I always record my sets at least on audio. A joke really evolves the more you do it which is why doing the road is so important. You need those reps to make something polished and perfect.
i think i have way more patience now and can be funnier. as you get older you get more self esteem so you can get to the joke in a more graceful, artful way without rushing to the punchline in a desperate need for validation :) oh and I've accumulated way more mistakes to talk about which is always good. and I'm more humble now so can make fun of myself more because i now can tell how much of an idiot i am being :)
It’s just a series of steps that take place haphazardly. The file cabinet contains most of the things that are sort of in waiting, ready to be transformed into a usable language, you know? That’s the holding pen. The observations keep coming and the comparisons that the observations represent that are, you know you have a world view and it’s like your matrix and so, when you see things happen, you’re comparing those things to what you already know and how you already feel. That produces your impression. So those are things I write down, those impressions that I get from the world. So, some of them are in half form states, some of them are just ideas, just highlight, the key words, patterns, ...

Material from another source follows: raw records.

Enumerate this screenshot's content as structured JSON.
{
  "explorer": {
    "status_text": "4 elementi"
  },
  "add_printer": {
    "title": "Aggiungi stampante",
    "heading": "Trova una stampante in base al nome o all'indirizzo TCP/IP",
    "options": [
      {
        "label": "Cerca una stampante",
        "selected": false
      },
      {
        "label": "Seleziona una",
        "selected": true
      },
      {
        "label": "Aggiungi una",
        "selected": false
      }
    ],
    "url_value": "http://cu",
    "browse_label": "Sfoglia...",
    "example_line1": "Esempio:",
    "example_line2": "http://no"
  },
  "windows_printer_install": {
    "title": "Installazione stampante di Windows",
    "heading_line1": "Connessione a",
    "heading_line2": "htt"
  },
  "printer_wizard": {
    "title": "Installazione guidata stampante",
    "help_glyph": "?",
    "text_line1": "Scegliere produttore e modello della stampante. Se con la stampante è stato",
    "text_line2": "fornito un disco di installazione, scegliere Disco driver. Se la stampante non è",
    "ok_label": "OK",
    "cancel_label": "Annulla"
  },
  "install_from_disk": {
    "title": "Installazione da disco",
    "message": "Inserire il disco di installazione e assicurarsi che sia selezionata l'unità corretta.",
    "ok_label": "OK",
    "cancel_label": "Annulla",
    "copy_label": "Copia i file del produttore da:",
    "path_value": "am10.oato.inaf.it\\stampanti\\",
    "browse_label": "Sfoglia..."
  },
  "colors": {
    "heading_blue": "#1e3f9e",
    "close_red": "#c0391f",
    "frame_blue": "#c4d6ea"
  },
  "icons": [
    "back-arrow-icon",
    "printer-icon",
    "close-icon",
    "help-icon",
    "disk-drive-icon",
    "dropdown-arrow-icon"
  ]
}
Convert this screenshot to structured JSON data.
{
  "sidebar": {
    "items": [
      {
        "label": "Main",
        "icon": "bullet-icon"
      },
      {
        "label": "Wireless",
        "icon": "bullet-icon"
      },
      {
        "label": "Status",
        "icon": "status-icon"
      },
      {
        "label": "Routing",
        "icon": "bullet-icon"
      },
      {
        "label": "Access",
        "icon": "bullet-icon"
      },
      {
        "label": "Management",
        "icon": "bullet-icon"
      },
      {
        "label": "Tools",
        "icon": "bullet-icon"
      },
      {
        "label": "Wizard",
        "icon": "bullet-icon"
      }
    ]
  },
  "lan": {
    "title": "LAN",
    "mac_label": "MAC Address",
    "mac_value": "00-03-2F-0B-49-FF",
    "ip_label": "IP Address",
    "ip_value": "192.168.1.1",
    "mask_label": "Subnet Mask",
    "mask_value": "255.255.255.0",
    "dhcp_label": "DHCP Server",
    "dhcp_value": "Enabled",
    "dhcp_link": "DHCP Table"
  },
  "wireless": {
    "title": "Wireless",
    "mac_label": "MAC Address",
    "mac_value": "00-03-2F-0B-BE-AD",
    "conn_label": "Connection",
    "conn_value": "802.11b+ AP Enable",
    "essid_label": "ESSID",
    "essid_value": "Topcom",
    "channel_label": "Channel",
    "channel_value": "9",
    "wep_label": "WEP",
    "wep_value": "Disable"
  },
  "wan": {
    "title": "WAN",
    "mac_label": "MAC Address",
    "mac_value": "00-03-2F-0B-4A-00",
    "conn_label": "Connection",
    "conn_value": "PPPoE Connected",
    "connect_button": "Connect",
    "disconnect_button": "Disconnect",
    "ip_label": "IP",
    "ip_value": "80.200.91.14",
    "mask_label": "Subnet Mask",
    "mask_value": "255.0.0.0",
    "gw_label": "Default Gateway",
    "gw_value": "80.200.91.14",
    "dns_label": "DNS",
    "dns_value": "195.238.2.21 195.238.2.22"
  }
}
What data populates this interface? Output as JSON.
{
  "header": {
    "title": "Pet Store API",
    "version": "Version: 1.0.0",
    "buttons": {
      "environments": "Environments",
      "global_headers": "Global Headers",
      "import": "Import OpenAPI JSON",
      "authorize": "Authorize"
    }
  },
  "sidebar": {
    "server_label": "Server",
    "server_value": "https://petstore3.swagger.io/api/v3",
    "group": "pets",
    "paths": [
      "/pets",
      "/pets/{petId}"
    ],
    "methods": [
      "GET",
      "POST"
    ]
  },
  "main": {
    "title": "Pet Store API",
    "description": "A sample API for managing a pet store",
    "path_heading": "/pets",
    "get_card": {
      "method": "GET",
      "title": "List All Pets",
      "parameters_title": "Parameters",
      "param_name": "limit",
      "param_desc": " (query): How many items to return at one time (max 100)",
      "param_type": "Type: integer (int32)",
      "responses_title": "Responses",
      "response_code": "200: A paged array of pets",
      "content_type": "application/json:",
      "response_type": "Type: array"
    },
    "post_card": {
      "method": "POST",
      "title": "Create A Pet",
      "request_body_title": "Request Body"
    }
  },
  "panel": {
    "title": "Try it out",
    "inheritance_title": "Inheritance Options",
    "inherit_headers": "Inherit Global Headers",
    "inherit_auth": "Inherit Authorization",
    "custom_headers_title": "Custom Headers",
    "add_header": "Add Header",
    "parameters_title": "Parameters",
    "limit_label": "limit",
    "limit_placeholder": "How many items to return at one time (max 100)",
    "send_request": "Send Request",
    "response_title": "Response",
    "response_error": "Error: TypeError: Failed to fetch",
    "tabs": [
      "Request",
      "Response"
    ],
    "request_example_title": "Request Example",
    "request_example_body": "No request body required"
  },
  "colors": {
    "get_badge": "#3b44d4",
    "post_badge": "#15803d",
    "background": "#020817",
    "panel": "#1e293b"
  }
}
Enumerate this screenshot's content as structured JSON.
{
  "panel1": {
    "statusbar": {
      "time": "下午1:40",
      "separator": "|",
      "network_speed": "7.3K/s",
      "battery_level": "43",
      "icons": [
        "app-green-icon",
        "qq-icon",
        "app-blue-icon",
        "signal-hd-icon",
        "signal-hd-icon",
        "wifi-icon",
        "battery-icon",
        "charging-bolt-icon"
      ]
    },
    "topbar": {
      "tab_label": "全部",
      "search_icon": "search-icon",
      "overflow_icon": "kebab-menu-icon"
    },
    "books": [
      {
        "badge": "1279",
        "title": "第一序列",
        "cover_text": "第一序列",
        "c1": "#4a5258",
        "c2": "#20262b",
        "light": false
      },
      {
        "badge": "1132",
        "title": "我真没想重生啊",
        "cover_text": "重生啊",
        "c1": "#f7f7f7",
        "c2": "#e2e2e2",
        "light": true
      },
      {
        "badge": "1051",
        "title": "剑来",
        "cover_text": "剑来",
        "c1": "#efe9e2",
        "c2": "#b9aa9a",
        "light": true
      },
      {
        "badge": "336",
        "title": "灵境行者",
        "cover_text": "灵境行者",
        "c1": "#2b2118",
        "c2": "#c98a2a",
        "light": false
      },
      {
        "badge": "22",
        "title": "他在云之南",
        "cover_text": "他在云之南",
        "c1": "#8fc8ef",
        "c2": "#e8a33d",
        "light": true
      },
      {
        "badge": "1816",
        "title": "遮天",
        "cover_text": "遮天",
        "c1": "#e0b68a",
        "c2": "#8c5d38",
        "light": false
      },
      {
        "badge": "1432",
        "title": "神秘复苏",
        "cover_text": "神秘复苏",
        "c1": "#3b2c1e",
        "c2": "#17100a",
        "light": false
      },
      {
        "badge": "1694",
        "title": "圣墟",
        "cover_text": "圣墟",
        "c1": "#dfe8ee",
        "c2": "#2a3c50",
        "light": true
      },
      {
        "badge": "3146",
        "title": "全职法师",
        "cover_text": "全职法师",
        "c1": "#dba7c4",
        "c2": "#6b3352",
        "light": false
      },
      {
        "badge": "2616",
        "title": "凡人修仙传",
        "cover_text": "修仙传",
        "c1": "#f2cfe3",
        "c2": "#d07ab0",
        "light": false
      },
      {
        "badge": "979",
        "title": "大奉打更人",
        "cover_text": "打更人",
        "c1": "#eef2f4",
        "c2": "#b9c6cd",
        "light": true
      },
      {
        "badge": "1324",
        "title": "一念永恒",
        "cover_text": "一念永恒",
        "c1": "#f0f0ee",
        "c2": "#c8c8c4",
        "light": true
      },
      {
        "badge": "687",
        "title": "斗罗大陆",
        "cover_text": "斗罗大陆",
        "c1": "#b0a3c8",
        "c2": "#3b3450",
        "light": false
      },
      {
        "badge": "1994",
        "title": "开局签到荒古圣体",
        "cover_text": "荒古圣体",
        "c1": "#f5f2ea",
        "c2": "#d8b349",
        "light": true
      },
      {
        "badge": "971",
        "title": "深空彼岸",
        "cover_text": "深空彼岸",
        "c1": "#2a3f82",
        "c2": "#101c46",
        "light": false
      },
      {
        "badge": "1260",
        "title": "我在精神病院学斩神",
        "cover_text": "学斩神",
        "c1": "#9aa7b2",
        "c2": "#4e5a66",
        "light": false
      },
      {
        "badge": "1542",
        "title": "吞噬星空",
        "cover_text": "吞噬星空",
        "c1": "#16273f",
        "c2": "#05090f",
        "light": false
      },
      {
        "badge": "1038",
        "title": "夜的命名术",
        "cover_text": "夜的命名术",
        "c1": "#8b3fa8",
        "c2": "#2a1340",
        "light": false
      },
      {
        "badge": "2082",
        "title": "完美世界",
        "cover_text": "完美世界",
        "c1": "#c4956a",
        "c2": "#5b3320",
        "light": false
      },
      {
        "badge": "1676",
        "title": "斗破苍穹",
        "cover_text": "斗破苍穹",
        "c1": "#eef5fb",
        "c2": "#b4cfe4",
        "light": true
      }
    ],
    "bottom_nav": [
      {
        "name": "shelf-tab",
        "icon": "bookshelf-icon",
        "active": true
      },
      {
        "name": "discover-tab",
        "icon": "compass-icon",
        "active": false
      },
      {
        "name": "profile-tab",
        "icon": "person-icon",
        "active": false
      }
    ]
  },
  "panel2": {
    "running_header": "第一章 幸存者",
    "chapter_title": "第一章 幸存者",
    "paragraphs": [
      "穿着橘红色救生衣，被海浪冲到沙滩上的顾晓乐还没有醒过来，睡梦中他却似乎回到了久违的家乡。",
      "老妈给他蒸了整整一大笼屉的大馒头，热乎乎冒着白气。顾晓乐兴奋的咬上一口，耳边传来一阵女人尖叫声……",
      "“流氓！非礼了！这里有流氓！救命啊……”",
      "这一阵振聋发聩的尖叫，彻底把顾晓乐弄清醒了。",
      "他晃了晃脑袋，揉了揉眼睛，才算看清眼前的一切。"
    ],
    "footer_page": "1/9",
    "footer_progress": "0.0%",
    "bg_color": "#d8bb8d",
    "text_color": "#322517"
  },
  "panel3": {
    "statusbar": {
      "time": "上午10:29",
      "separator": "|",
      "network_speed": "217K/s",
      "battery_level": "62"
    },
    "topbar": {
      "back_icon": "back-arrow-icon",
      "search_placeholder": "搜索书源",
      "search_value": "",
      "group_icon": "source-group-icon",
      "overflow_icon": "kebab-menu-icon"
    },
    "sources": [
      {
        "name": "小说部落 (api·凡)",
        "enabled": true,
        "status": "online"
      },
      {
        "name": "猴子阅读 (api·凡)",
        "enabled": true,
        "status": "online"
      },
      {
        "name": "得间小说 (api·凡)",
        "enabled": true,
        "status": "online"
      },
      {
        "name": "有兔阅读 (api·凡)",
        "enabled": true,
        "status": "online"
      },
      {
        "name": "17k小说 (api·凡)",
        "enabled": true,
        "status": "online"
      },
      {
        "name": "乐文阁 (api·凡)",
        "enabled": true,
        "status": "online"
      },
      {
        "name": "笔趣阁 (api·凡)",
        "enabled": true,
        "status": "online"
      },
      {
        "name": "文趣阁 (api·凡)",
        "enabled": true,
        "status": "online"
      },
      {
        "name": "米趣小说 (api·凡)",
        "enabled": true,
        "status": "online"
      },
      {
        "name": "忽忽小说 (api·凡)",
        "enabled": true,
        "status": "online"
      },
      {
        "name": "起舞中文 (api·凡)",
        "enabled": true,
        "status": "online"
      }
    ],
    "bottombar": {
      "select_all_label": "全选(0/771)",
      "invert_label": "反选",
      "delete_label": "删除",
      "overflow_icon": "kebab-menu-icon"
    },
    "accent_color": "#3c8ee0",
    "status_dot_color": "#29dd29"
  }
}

I’ve always enjoyed the challenge of getting out of my comfort zone. I think that’s what you should do. I understand the temptation if you’re an alternative comic to just do alternative rooms. Or if you were a club comic to just do club rooms. Or if you’re a white comic just to do white rooms. It’s because bombing is so humiliating that you want to avoid it. But humiliation is where the growth is. This is also like why I enjoy drinking and I don’t like pot. I feel like with drinking you have to earn it. You gotta get those drinks down.
When I started out, I was doing more conceptual bits that were just kind of silly. And then gradually, I expanded my premises. Everyone when you start out, for the most part, your material is very brief. You don’t trust that you can stay on stage for that long and get laughs. You don’t want to overstay your welcome. So you tend not to flesh out your premises that much. As you get more confident and more relaxed, you’re able to give a premise the treatment that it deserves and really explore your ideas. That’s what happened with me—I gradually expanded, and my comedy slowly became more about me and less about high concepts.